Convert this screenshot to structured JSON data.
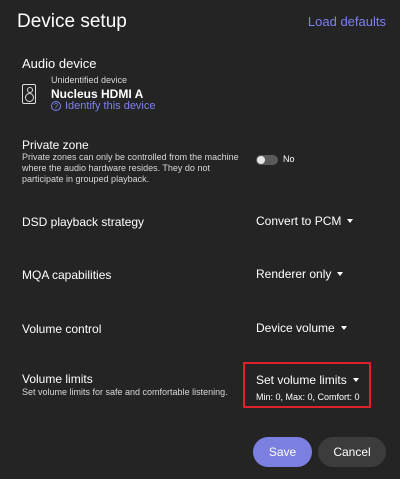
{
  "header": {
    "title": "Device setup",
    "load_defaults": "Load defaults"
  },
  "audio_device": {
    "label": "Audio device",
    "status": "Unidentified device",
    "name": "Nucleus HDMI A",
    "identify_link": "Identify this device"
  },
  "private_zone": {
    "label": "Private zone",
    "description_line1": "Private zones can only be controlled from the machine",
    "description_line2": "where the audio hardware resides. They do not",
    "description_line3": "participate in grouped playback.",
    "toggle_state": "No"
  },
  "dsd": {
    "label": "DSD playback strategy",
    "value": "Convert to PCM"
  },
  "mqa": {
    "label": "MQA capabilities",
    "value": "Renderer only"
  },
  "volume_control": {
    "label": "Volume control",
    "value": "Device volume"
  },
  "volume_limits": {
    "label": "Volume limits",
    "description": "Set volume limits for safe and comfortable listening.",
    "value": "Set volume limits",
    "summary": "Min: 0, Max: 0, Comfort: 0"
  },
  "footer": {
    "save": "Save",
    "cancel": "Cancel"
  },
  "colors": {
    "accent": "#7c82f0",
    "highlight": "#e0202a",
    "background": "#242424"
  }
}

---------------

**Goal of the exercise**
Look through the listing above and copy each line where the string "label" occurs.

**Exercise response**
    "label": "Audio device",
    "label": "Private zone",
    "label": "DSD playback strategy",
    "label": "MQA capabilities",
    "label": "Volume control",
    "label": "Volume limits",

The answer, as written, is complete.